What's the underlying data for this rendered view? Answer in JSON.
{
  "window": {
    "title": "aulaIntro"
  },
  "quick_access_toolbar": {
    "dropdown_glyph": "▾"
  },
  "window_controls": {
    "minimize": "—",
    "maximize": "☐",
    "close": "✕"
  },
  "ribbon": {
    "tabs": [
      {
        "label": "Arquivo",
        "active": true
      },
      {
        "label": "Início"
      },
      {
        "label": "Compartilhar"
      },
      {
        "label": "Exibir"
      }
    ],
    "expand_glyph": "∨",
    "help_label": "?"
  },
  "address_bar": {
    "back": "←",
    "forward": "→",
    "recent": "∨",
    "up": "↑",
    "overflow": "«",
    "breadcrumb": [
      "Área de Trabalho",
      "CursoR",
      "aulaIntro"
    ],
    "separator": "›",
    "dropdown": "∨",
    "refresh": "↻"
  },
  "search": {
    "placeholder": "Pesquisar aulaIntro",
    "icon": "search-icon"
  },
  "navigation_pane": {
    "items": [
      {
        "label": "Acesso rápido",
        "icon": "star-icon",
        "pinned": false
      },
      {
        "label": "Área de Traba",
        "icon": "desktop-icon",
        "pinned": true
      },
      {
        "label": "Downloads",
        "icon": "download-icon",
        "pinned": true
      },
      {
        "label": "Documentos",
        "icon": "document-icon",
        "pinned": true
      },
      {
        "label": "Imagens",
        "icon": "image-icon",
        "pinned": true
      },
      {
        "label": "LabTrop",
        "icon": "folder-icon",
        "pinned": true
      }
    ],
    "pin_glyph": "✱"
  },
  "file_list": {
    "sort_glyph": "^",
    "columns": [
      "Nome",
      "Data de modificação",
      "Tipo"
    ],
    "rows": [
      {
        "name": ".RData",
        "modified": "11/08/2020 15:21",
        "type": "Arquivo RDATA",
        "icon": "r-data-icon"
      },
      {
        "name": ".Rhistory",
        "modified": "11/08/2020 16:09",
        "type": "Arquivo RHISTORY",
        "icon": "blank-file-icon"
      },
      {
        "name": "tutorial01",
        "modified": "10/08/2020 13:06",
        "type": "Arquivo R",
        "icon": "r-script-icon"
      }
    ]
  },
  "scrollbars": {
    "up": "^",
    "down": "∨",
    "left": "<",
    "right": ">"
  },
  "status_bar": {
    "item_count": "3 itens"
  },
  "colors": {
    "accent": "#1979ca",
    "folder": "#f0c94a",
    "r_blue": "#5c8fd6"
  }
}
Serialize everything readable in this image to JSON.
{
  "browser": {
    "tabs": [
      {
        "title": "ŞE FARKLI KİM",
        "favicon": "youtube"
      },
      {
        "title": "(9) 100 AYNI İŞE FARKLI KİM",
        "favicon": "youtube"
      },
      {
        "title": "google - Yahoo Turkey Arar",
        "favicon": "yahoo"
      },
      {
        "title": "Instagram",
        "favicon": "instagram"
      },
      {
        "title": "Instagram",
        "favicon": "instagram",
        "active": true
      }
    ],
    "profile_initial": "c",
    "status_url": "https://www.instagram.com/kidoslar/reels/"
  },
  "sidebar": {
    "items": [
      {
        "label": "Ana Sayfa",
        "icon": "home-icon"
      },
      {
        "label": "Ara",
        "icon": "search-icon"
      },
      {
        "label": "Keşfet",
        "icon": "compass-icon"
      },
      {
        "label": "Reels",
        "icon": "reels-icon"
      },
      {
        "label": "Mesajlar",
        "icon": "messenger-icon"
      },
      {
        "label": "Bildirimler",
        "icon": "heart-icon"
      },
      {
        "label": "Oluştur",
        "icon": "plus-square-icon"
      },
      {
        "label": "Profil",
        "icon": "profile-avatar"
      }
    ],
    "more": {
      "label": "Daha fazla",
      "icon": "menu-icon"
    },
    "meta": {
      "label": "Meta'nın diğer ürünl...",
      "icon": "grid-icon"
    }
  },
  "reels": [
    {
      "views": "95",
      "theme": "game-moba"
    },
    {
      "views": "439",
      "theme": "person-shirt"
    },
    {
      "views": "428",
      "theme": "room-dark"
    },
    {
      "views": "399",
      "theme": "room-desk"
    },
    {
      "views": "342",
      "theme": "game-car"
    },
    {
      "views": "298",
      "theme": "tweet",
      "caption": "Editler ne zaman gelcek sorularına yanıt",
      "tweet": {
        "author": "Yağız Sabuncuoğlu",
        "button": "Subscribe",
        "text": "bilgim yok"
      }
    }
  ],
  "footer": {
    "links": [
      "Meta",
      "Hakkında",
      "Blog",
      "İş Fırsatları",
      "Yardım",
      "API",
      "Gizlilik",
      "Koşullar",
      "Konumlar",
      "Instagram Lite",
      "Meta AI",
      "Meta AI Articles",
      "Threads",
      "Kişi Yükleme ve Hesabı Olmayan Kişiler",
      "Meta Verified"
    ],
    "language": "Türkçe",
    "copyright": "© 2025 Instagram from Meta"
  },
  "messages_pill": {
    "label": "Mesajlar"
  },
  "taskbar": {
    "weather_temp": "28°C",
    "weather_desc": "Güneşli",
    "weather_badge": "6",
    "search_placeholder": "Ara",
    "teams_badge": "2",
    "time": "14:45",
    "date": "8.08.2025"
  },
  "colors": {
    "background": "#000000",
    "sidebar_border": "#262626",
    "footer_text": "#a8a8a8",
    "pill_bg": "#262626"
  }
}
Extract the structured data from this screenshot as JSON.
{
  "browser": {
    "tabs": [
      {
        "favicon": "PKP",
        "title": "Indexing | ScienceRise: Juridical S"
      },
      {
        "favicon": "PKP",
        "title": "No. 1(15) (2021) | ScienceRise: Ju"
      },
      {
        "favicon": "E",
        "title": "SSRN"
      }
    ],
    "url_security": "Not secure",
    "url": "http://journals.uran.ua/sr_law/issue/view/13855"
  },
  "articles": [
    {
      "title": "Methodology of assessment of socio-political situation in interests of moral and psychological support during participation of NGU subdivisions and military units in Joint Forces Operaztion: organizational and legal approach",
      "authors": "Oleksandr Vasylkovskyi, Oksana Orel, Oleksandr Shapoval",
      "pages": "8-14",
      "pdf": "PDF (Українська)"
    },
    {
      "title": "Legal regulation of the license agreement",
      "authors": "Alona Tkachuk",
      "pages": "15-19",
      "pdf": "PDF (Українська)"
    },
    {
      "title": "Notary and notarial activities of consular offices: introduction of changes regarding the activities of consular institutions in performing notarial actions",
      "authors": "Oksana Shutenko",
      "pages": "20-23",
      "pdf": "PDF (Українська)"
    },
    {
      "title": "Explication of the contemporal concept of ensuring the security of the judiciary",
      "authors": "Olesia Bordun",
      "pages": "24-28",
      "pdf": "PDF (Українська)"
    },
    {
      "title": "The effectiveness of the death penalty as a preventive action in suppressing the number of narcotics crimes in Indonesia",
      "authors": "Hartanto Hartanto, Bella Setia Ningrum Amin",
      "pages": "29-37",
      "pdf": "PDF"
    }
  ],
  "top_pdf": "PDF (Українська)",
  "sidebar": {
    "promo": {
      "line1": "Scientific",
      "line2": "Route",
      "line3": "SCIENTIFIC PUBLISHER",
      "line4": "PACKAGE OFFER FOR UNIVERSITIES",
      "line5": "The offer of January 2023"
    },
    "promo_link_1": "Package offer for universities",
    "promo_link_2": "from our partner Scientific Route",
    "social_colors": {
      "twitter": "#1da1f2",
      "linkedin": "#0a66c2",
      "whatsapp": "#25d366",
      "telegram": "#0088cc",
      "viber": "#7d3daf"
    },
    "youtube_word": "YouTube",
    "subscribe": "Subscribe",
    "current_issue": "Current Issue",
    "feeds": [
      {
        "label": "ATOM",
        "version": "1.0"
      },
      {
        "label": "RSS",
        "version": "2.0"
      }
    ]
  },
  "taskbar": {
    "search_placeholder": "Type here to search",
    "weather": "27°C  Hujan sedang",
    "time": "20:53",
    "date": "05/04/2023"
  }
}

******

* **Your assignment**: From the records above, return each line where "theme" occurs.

* **The answer**:
      "theme": "game-moba"
      "theme": "person-shirt"
      "theme": "room-dark"
      "theme": "room-desk"
      "theme": "game-car"
      "theme": "tweet",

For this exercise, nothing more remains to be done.